Two sides of policing
Monday 12th February 2018 (7.21pm)
I had a bit of a strange feeling driving to the pool this morning. I was stuck in traffic and a police car was right behind me. As I looked in my rear view mirror I noticed two PCs and many thoughts quickly spun through my mind. Response officers or NPT? Where were the going? Enquiries? Calls? What would they face today?
My day seemed easy in comparison. My day was planned with a swim and a bike session. I knew I would have a coffee shop stop at some point and have a walk with Olly. Apart from that, my day involved very little decision making, no pressure and no stress. I would not encounter incidents of violence, death and vulnerability. I would return home and not rerun what I have seen and how I have dealt with incidents in my head. Did I do everything I could for that victim? Did I put all safety measures in place? Did I submit the relevant paperwork? Were my incident updates good enough to avoid scrutiny? How is that person that I conveyed for assessment at the mental health unit? What does the future hold for the child with non accidental bruising? As a supervisor, how are my staff? what is motivation like? Am I missing something? What are my resources like for tomorrow?

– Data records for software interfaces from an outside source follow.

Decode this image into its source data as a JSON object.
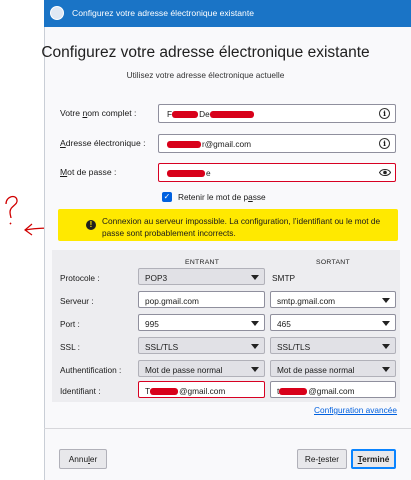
{
  "window": {
    "title": "Configurez votre adresse électronique existante"
  },
  "header": {
    "heading": "Configurez votre adresse électronique existante",
    "subheading": "Utilisez votre adresse électronique actuelle"
  },
  "form": {
    "name": {
      "label_pre": "Votre ",
      "label_u": "n",
      "label_post": "om complet :",
      "value_start": "F",
      "value_end": "De"
    },
    "email": {
      "label_pre": "",
      "label_u": "A",
      "label_post": "dresse électronique :",
      "value_suffix": "r@gmail.com"
    },
    "password": {
      "label_pre": "",
      "label_u": "M",
      "label_post": "ot de passe :",
      "value_suffix": "e"
    },
    "remember": {
      "label_pre": "Retenir le mot de p",
      "label_u": "a",
      "label_post": "sse",
      "checked": true,
      "check_glyph": "✓"
    }
  },
  "warning": {
    "icon": "warning-icon",
    "glyph": "!",
    "text": "Connexion au serveur impossible. La configuration, l’identifiant ou le mot de passe sont probablement incorrects."
  },
  "config": {
    "incoming_header": "ENTRANT",
    "outgoing_header": "SORTANT",
    "protocol": {
      "label": "Protocole :",
      "incoming": "POP3",
      "outgoing": "SMTP"
    },
    "server": {
      "label": "Serveur :",
      "incoming": "pop.gmail.com",
      "outgoing": "smtp.gmail.com"
    },
    "port": {
      "label": "Port :",
      "incoming": "995",
      "outgoing": "465"
    },
    "ssl": {
      "label": "SSL :",
      "incoming": "SSL/TLS",
      "outgoing": "SSL/TLS"
    },
    "auth": {
      "label": "Authentification :",
      "incoming": "Mot de passe normal",
      "outgoing": "Mot de passe normal"
    },
    "username": {
      "label": "Identifiant :",
      "incoming_start": "T",
      "incoming_suffix": "@gmail.com",
      "outgoing_start": "t",
      "outgoing_suffix": "@gmail.com"
    },
    "advanced_link": "Configuration avancée"
  },
  "buttons": {
    "cancel": {
      "pre": "Annu",
      "u": "l",
      "post": "er"
    },
    "retest": {
      "pre": "Re-",
      "u": "t",
      "post": "ester"
    },
    "done": {
      "pre": "",
      "u": "T",
      "post": "erminé"
    }
  },
  "colors": {
    "titlebar": "#1a74c6",
    "warning_bg": "#ffe900",
    "redaction": "#d8001a",
    "link": "#0060df",
    "error_border": "#d70022"
  }
}
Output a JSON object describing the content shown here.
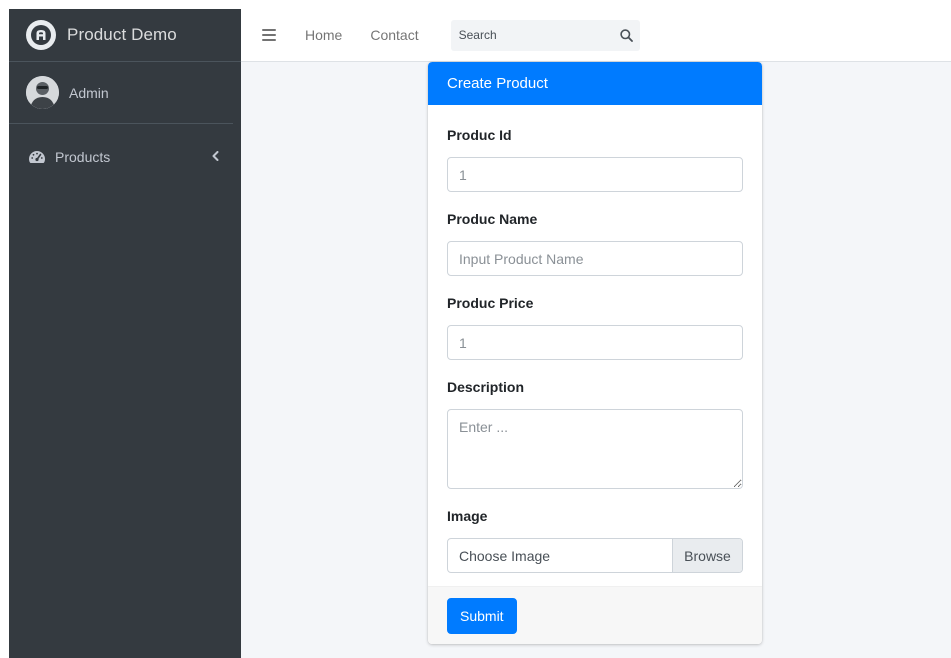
{
  "brand": {
    "name": "Product Demo",
    "logo_icon": "adminlte-logo-icon"
  },
  "user": {
    "name": "Admin",
    "avatar_icon": "user-avatar"
  },
  "sidebar": {
    "items": [
      {
        "label": "Products",
        "icon": "dashboard-gauge-icon",
        "chevron": "‹"
      }
    ]
  },
  "navbar": {
    "links": [
      "Home",
      "Contact"
    ],
    "search": {
      "placeholder": "Search",
      "icon": "search-icon"
    }
  },
  "form": {
    "title": "Create Product",
    "fields": {
      "product_id": {
        "label": "Produc Id",
        "placeholder": "1"
      },
      "product_name": {
        "label": "Produc Name",
        "placeholder": "Input Product Name"
      },
      "product_price": {
        "label": "Produc Price",
        "placeholder": "1"
      },
      "description": {
        "label": "Description",
        "placeholder": "Enter ..."
      },
      "image": {
        "label": "Image",
        "file_label": "Choose Image",
        "browse_label": "Browse"
      }
    },
    "submit_label": "Submit"
  },
  "colors": {
    "sidebar_bg": "#343a40",
    "primary": "#007bff",
    "content_bg": "#f4f6f9"
  }
}
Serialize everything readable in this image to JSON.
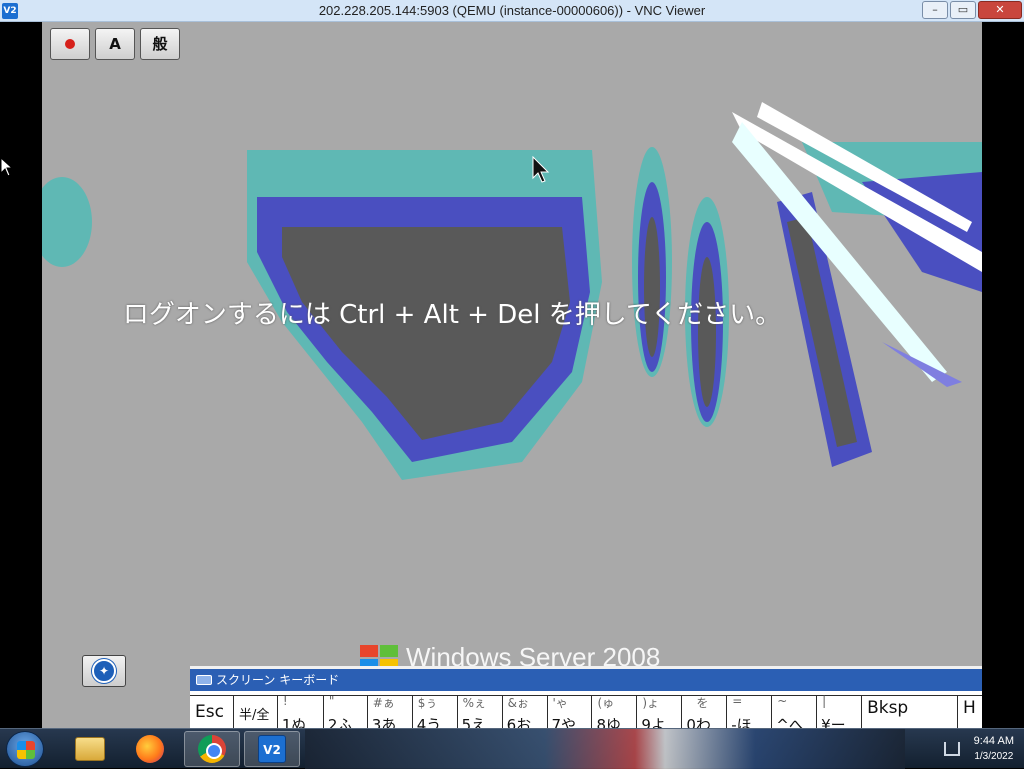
{
  "window": {
    "title": "202.228.205.144:5903 (QEMU (instance-00000606)) - VNC Viewer",
    "app_icon": "V2",
    "controls": {
      "minimize": "–",
      "maximize": "▭",
      "close": "✕"
    }
  },
  "toolbox": {
    "buttons": [
      {
        "name": "ime-toggle-button",
        "label": ""
      },
      {
        "name": "input-mode-button",
        "label": "A"
      },
      {
        "name": "dictionary-button",
        "label": "般"
      }
    ]
  },
  "login_screen": {
    "message": "ログオンするには Ctrl + Alt + Del を押してください。",
    "brand": "Windows Server 2008"
  },
  "onscreen_keyboard": {
    "title": "スクリーン キーボード",
    "keys": [
      {
        "main": "Esc",
        "top": "",
        "bottom": ""
      },
      {
        "main": "半/全",
        "top": "",
        "bottom": ""
      },
      {
        "main": "",
        "top": "!",
        "bottom": "1ぬ"
      },
      {
        "main": "",
        "top": "\"",
        "bottom": "2ふ"
      },
      {
        "main": "",
        "top": "#ぁ",
        "bottom": "3あ"
      },
      {
        "main": "",
        "top": "$ぅ",
        "bottom": "4う"
      },
      {
        "main": "",
        "top": "%ぇ",
        "bottom": "5え"
      },
      {
        "main": "",
        "top": "&ぉ",
        "bottom": "6お"
      },
      {
        "main": "",
        "top": "'ゃ",
        "bottom": "7や"
      },
      {
        "main": "",
        "top": "(ゅ",
        "bottom": "8ゆ"
      },
      {
        "main": "",
        "top": ")ょ",
        "bottom": "9よ"
      },
      {
        "main": "",
        "top": "を",
        "bottom": "0わ"
      },
      {
        "main": "",
        "top": "=",
        "bottom": "-ほ"
      },
      {
        "main": "",
        "top": "~",
        "bottom": "^へ"
      },
      {
        "main": "",
        "top": "|",
        "bottom": "¥ー"
      },
      {
        "main": "Bksp",
        "top": "",
        "bottom": ""
      },
      {
        "main": "H",
        "top": "",
        "bottom": ""
      }
    ]
  },
  "taskbar": {
    "items": [
      "folder-icon",
      "firefox-icon",
      "chrome-icon",
      "vnc-viewer-icon"
    ],
    "clock_time": "9:44 AM",
    "clock_date": "1/3/2022"
  }
}
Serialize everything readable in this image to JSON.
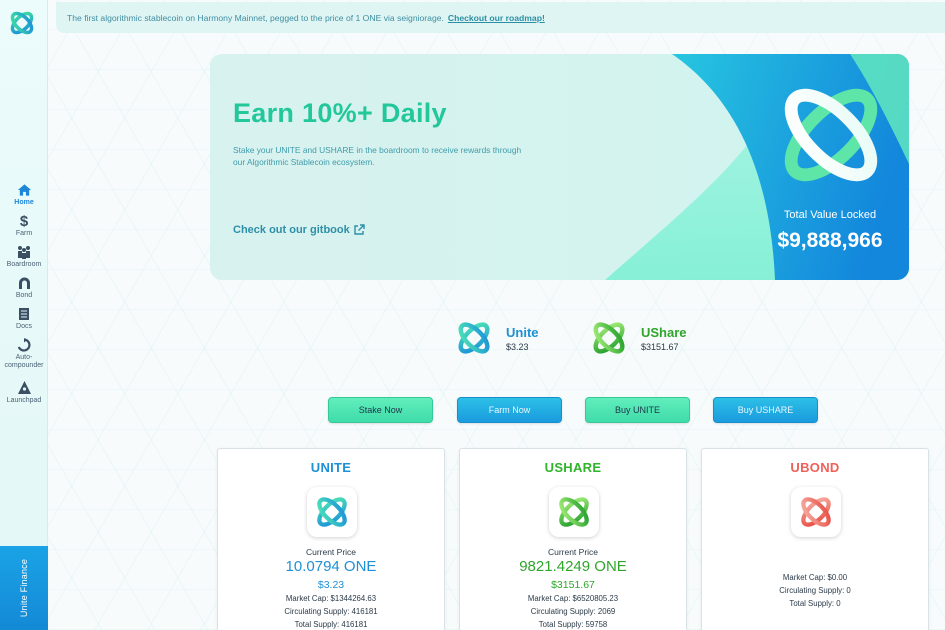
{
  "colors": {
    "accent_green": "#22c79a",
    "accent_blue": "#1a9bde",
    "unite_blue": "#1d90d6",
    "ushare_green": "#2fb42b",
    "ubond_red": "#f0605a"
  },
  "announcement": {
    "text": "The first algorithmic stablecoin on Harmony Mainnet, pegged to the price of 1 ONE via seigniorage.",
    "link": "Checkout our roadmap!"
  },
  "sidebar": {
    "items": [
      {
        "label": "Home",
        "icon": "home-icon"
      },
      {
        "label": "Farm",
        "icon": "dollar-icon"
      },
      {
        "label": "Boardroom",
        "icon": "people-icon"
      },
      {
        "label": "Bond",
        "icon": "bond-icon"
      },
      {
        "label": "Docs",
        "icon": "docs-icon"
      },
      {
        "label": "Auto-compounder",
        "icon": "refresh-icon"
      },
      {
        "label": "Launchpad",
        "icon": "launchpad-icon"
      }
    ],
    "brand": "Unite Finance"
  },
  "hero": {
    "title": "Earn 10%+ Daily",
    "description": "Stake your UNITE and USHARE in the boardroom to receive rewards through our Algorithmic Stablecoin ecosystem.",
    "link": "Check out our gitbook",
    "tvl_label": "Total Value Locked",
    "tvl_value": "$9,888,966"
  },
  "tokens": [
    {
      "name": "Unite",
      "price": "$3.23"
    },
    {
      "name": "UShare",
      "price": "$3151.67"
    }
  ],
  "buttons": {
    "stake": "Stake Now",
    "farm": "Farm Now",
    "buy_unite": "Buy UNITE",
    "buy_ushare": "Buy USHARE"
  },
  "cards": {
    "unite": {
      "title": "UNITE",
      "price_label": "Current Price",
      "price_one": "10.0794 ONE",
      "price_usd": "$3.23",
      "market_cap": "Market Cap: $1344264.63",
      "circulating": "Circulating Supply: 416181",
      "total": "Total Supply: 416181"
    },
    "ushare": {
      "title": "USHARE",
      "price_label": "Current Price",
      "price_one": "9821.4249 ONE",
      "price_usd": "$3151.67",
      "market_cap": "Market Cap: $6520805.23",
      "circulating": "Circulating Supply: 2069",
      "total": "Total Supply: 59758"
    },
    "ubond": {
      "title": "UBOND",
      "market_cap": "Market Cap: $0.00",
      "circulating": "Circulating Supply: 0",
      "total": "Total Supply: 0"
    }
  }
}
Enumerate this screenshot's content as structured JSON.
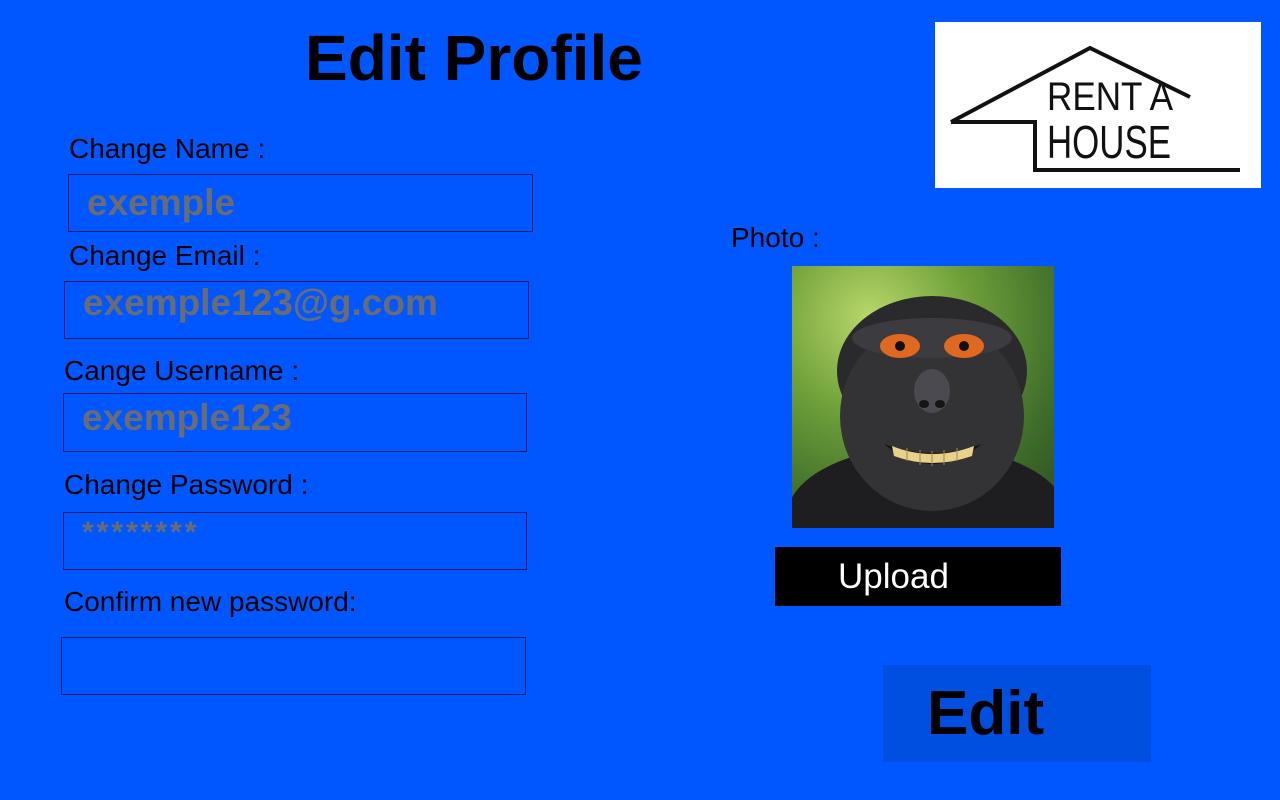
{
  "page": {
    "title": "Edit Profile",
    "background_color": "#0057ff"
  },
  "logo": {
    "line1": "RENT A",
    "line2": "HOUSE",
    "icon": "house-outline-icon"
  },
  "form": {
    "name_label": "Change Name :",
    "name_value": "exemple",
    "email_label": "Change Email :",
    "email_value": "exemple123@g.com",
    "username_label": "Cange Username :",
    "username_value": "exemple123",
    "password_label": "Change Password :",
    "password_value": "********",
    "confirm_label": "Confirm new password:",
    "confirm_value": ""
  },
  "photo": {
    "label": "Photo :",
    "upload_label": "Upload"
  },
  "actions": {
    "edit_label": "Edit",
    "edit_color": "#004fe0",
    "upload_color": "#000000"
  }
}
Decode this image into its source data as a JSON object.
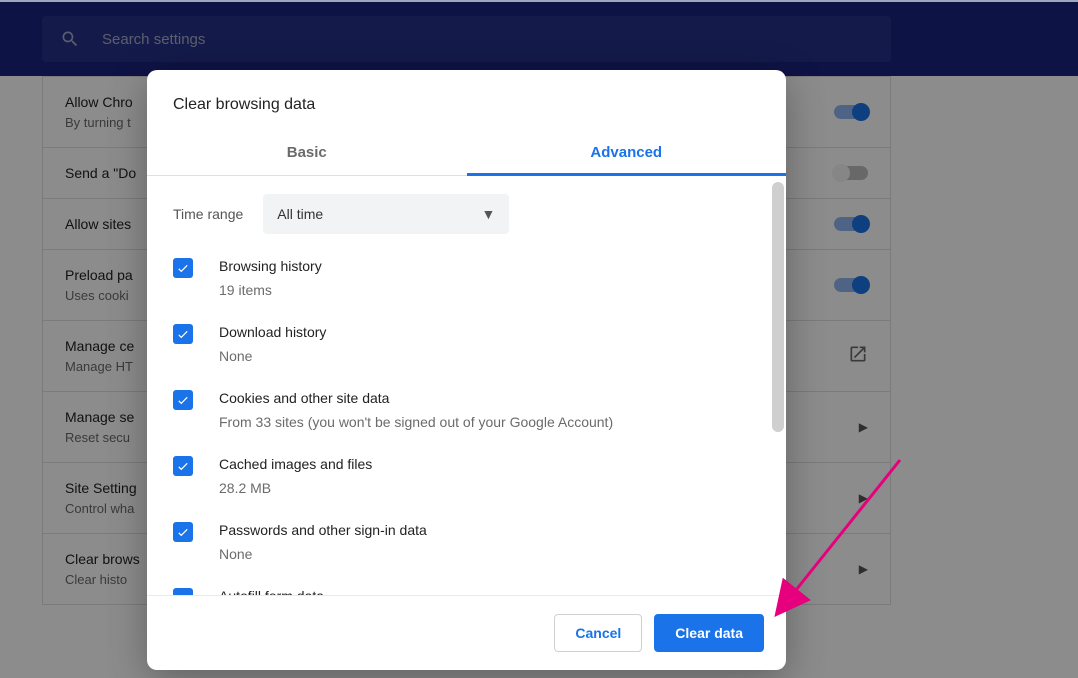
{
  "search": {
    "placeholder": "Search settings"
  },
  "bg_rows": [
    {
      "title": "Allow Chro",
      "sub": "By turning t",
      "ctrl": "toggle-on"
    },
    {
      "title": "Send a \"Do",
      "sub": "",
      "ctrl": "toggle-off"
    },
    {
      "title": "Allow sites",
      "sub": "",
      "ctrl": "toggle-on"
    },
    {
      "title": "Preload pa",
      "sub": "Uses cooki",
      "ctrl": "toggle-on"
    },
    {
      "title": "Manage ce",
      "sub": "Manage HT",
      "ctrl": "external"
    },
    {
      "title": "Manage se",
      "sub": "Reset secu",
      "ctrl": "chevron"
    },
    {
      "title": "Site Setting",
      "sub": "Control wha",
      "ctrl": "chevron"
    },
    {
      "title": "Clear brows",
      "sub": "Clear histo",
      "ctrl": "chevron"
    }
  ],
  "dialog": {
    "title": "Clear browsing data",
    "tabs": {
      "basic": "Basic",
      "advanced": "Advanced",
      "active": "advanced"
    },
    "timerange": {
      "label": "Time range",
      "value": "All time"
    },
    "items": [
      {
        "title": "Browsing history",
        "sub": "19 items",
        "checked": true
      },
      {
        "title": "Download history",
        "sub": "None",
        "checked": true
      },
      {
        "title": "Cookies and other site data",
        "sub": "From 33 sites (you won't be signed out of your Google Account)",
        "checked": true
      },
      {
        "title": "Cached images and files",
        "sub": "28.2 MB",
        "checked": true
      },
      {
        "title": "Passwords and other sign-in data",
        "sub": "None",
        "checked": true
      },
      {
        "title": "Autofill form data",
        "sub": "",
        "checked": true
      }
    ],
    "buttons": {
      "cancel": "Cancel",
      "clear": "Clear data"
    }
  }
}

I then remembered the team I worked with in Cardiff Central and the picture shown popped into my head. All of a sudden I started laughing to myself. This was taken in July 2012. I had just retuned from my honeymoon and I was happy. I loved my team, I was enjoying my job. At this point I was sill a PC, I was to be promoted to Sergeant at the end of the year. Whilst patrolling the city centre in the police van I spotted Jamie Roberts, the Welsh rugby legend. I have no idea how, but I ended up jumping out of the van and asking him for a picture. My male colleague, who is a massive rugby fan looked mortified but he laughed with his head in his hands. It was just one of those funny moments, just one of the many that we had. As a team we were good, we worked hard, we locked people up and we looked after the vulnerable. We got results. The role of the PC is the best in the job and as I continued on my journey smiling, I knew I was doing so with a sense of sadness.